- _Exercise requirements_
Your task is to copy the listing exactly, with the pictures left out.

═══ Provided records ═══

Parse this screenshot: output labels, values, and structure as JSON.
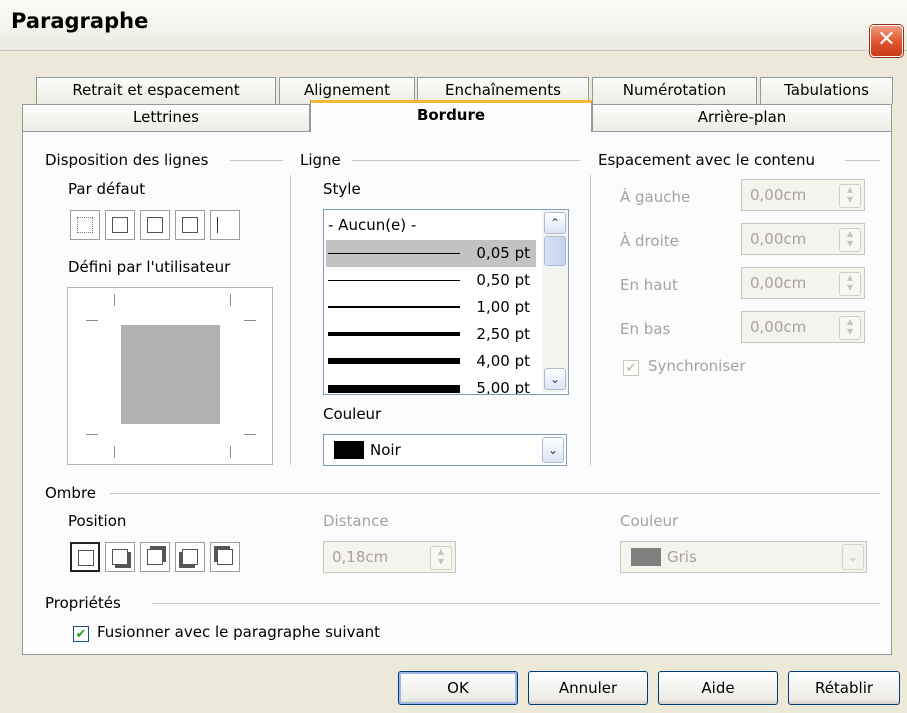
{
  "window": {
    "title": "Paragraphe",
    "close_symbol": "✕"
  },
  "tabs_row1": [
    "Retrait et espacement",
    "Alignement",
    "Enchaînements",
    "Numérotation",
    "Tabulations"
  ],
  "tabs_row2": [
    "Lettrines",
    "Bordure",
    "Arrière-plan"
  ],
  "active_tab": "Bordure",
  "line_arrangement": {
    "heading": "Disposition des lignes",
    "default_label": "Par défaut",
    "user_defined_label": "Défini par l'utilisateur"
  },
  "line": {
    "heading": "Ligne",
    "style_label": "Style",
    "styles": [
      "- Aucun(e) -",
      "0,05 pt",
      "0,50 pt",
      "1,00 pt",
      "2,50 pt",
      "4,00 pt",
      "5,00 pt"
    ],
    "selected_style": "0,05 pt",
    "color_label": "Couleur",
    "color_value": "Noir",
    "color_hex": "#000000"
  },
  "spacing": {
    "heading": "Espacement avec le contenu",
    "left_label": "À gauche",
    "left_value": "0,00cm",
    "right_label": "À droite",
    "right_value": "0,00cm",
    "top_label": "En haut",
    "top_value": "0,00cm",
    "bottom_label": "En bas",
    "bottom_value": "0,00cm",
    "sync_label": "Synchroniser",
    "sync_checked": true
  },
  "shadow": {
    "heading": "Ombre",
    "position_label": "Position",
    "distance_label": "Distance",
    "distance_value": "0,18cm",
    "color_label": "Couleur",
    "color_value": "Gris",
    "color_hex": "#808080"
  },
  "properties": {
    "heading": "Propriétés",
    "merge_label": "Fusionner avec le paragraphe suivant",
    "merge_checked": true
  },
  "buttons": {
    "ok": "OK",
    "cancel": "Annuler",
    "help": "Aide",
    "reset": "Rétablir"
  },
  "icons": {
    "checkmark": "✔",
    "arrow_up": "⌃",
    "arrow_down": "⌄"
  }
}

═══

- _Answer space_
Parse this screenshot: output labels, values, and structure as JSON.
{
  "window": {
    "title": "Paragraphe",
    "close_symbol": "✕"
  },
  "tabs_row1": [
    "Retrait et espacement",
    "Alignement",
    "Enchaînements",
    "Numérotation",
    "Tabulations"
  ],
  "tabs_row2": [
    "Lettrines",
    "Bordure",
    "Arrière-plan"
  ],
  "active_tab": "Bordure",
  "line_arrangement": {
    "heading": "Disposition des lignes",
    "default_label": "Par défaut",
    "user_defined_label": "Défini par l'utilisateur"
  },
  "line": {
    "heading": "Ligne",
    "style_label": "Style",
    "styles": [
      "- Aucun(e) -",
      "0,05 pt",
      "0,50 pt",
      "1,00 pt",
      "2,50 pt",
      "4,00 pt",
      "5,00 pt"
    ],
    "selected_style": "0,05 pt",
    "color_label": "Couleur",
    "color_value": "Noir",
    "color_hex": "#000000"
  },
  "spacing": {
    "heading": "Espacement avec le contenu",
    "left_label": "À gauche",
    "left_value": "0,00cm",
    "right_label": "À droite",
    "right_value": "0,00cm",
    "top_label": "En haut",
    "top_value": "0,00cm",
    "bottom_label": "En bas",
    "bottom_value": "0,00cm",
    "sync_label": "Synchroniser",
    "sync_checked": true
  },
  "shadow": {
    "heading": "Ombre",
    "position_label": "Position",
    "distance_label": "Distance",
    "distance_value": "0,18cm",
    "color_label": "Couleur",
    "color_value": "Gris",
    "color_hex": "#808080"
  },
  "properties": {
    "heading": "Propriétés",
    "merge_label": "Fusionner avec le paragraphe suivant",
    "merge_checked": true
  },
  "buttons": {
    "ok": "OK",
    "cancel": "Annuler",
    "help": "Aide",
    "reset": "Rétablir"
  },
  "icons": {
    "checkmark": "✔",
    "arrow_up": "⌃",
    "arrow_down": "⌄"
  }
}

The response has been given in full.